Ankyrin-B syndrome is associated with a variety of heart problems related to disruption of the heart's normal rhythm (arrhythmia). Heart rhythm is controlled by electrical signals that move through the heart in a highly coordinated way. In ankyrin-B syndrome, disruption of different steps of electrical signaling can lead to arrhythmia, and the resulting heart problems vary among affected individuals.

Individuals with ankyrin-B syndrome may have problems with the sinoatrial (SA) node, which generates the electrical impulses that start each heartbeat. If the SA node is not functioning properly, the heartbeat can be too slow (bradycardia). In a small number of people with ankyrin-B syndrome, the heart takes longer than usual to recharge between beats, which is known as a prolonged QT interval (long QT). Some affected individuals have impaired progression (conduction) of electrical impulses between the chambers of the heart, which can cause a problem called heart block. Other heart problems that occur in ankyrin-B syndrome include irregular and uncoordinated electrical activity in the heart's upper chambers (atrial fibrillation) or lower chambers (ventricular fibrillation) and an abnormality called catecholaminergic polymorphic ventricular tachycardia (CPVT), in which an increase in the heart rate can trigger an abnormally fast and irregular heartbeat called ventricular tachycardia. In people with ankyrin-B syndrome, arrhythmia can lead to fainting (syncope) or cardiac arrest and sudden death.

When associated with a prolonged QT interval, the condition is sometimes classified as long QT syndrome 4. However, because additional heart problems can result from changes in the same gene, long QT syndrome 4 is usually considered part of ankyrin-B syndrome.

Ankyrin-B syndrome is caused by mutations in the ANK2 gene, which provides instructions for making a protein called ankyrin-B. This protein is active in many cell types, including heart (cardiac) muscle cells. The ankyrin-B protein inserts certain structures called ion channels into their proper locations in the cell membrane. Ion channels are complexes of proteins that transport charged atoms (ions) across cell membranes. In the heart, the flow of ions (such as sodium, potassium, and calcium) through ion channels generates the electrical signals that control the heartbeat and maintain a normal heart rhythm.

Mutations in the ANK2 gene lead to production of an altered ankyrin-B protein that cannot target ion channels to their correct locations in cardiac muscle cells. The loss of functional ion channels in the heart disrupts the normal flow of ions, which alters the heart's normal rhythm and causes the heart problems associated with ankyrin-B syndrome.

Not everyone with an ANK2 gene mutation has heart problems related to ankyrin-B syndrome. Researchers speculate that other genes or environmental factors may play a role in development of the condition.

Ankyrin-B syndrome is inherited in an autosomal dominant pattern, which means one copy of the altered ANK2 gene in each cell is sufficient to cause the disorder. In most cases, an affected person has one parent with the condition.
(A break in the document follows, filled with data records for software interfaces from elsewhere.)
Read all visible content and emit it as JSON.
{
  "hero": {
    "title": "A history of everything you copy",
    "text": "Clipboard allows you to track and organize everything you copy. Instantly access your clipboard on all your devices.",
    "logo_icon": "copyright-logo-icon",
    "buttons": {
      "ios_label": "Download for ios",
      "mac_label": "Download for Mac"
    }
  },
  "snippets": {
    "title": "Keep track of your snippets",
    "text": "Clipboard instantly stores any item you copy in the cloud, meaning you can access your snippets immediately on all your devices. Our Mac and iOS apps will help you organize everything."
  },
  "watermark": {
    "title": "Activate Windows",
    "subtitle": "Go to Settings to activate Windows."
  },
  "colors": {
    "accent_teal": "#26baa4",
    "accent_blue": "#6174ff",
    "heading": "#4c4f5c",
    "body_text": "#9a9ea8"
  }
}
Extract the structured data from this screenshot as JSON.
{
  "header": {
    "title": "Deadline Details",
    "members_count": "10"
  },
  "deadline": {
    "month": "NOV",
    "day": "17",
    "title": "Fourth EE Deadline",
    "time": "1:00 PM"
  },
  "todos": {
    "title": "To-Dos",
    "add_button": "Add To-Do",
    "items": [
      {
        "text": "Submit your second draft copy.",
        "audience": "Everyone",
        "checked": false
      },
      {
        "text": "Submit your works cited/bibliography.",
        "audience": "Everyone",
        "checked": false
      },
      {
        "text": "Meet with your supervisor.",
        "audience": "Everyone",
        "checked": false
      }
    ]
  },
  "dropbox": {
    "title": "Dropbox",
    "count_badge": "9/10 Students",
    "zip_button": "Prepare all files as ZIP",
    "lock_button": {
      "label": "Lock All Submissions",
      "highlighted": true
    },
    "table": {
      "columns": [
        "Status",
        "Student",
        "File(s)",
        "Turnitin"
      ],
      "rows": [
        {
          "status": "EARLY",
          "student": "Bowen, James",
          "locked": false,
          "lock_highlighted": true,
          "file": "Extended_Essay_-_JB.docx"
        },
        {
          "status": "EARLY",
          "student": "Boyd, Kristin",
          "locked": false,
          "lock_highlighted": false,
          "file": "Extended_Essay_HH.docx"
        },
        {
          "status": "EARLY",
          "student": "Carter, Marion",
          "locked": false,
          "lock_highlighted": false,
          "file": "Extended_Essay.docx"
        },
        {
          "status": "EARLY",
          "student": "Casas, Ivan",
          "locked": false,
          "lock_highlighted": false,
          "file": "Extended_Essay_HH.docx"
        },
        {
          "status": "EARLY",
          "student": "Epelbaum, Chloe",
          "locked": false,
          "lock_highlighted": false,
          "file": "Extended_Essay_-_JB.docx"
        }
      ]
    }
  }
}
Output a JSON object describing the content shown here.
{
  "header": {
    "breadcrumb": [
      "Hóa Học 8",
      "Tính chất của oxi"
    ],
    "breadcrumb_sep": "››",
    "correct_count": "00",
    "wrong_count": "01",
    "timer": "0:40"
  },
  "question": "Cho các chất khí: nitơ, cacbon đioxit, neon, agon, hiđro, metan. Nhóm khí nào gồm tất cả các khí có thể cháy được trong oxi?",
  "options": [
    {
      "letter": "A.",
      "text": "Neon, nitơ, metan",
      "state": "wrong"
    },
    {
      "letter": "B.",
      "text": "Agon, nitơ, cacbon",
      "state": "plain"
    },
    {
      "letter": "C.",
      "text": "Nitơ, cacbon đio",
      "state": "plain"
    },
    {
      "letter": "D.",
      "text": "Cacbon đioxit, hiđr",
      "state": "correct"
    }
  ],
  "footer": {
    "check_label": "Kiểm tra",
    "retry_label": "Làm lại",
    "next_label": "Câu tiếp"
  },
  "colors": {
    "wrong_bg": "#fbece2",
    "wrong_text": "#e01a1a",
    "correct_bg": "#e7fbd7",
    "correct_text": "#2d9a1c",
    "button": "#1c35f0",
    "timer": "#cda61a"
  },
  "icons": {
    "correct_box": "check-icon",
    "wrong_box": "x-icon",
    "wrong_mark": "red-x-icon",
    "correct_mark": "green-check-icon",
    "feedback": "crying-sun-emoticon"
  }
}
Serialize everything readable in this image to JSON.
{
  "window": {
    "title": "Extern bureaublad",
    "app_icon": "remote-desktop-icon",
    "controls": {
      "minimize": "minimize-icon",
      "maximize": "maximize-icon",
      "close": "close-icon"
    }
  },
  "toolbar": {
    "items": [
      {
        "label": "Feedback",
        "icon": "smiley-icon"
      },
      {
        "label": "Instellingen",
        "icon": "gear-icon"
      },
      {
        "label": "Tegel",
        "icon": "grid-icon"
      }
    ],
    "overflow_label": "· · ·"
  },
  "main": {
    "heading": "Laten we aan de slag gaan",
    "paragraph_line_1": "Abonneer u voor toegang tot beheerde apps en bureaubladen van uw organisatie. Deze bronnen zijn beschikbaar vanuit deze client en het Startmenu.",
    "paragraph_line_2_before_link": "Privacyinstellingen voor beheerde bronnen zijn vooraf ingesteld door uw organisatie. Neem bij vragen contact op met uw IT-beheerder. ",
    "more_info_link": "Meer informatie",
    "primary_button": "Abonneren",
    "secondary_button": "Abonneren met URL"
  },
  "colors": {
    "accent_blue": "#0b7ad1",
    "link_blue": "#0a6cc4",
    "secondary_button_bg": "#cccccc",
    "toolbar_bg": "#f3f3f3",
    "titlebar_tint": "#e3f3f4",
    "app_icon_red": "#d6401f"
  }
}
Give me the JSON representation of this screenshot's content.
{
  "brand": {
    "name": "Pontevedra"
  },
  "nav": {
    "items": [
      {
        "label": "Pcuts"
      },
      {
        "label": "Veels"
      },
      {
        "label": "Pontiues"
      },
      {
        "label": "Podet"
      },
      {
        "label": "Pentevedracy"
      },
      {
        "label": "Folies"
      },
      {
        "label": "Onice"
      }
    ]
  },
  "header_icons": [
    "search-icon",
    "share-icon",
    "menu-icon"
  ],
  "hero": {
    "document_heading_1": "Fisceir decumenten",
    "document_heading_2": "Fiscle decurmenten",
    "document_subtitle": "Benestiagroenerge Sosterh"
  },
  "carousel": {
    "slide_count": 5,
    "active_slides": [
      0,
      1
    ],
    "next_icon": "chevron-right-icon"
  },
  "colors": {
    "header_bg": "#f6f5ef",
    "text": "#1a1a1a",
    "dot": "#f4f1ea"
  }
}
Some people who have an altered ANK2 gene never develop heart problems, a situation known as reduced penetrance.

  • cardiac arrhythmia, ankyrin-B-related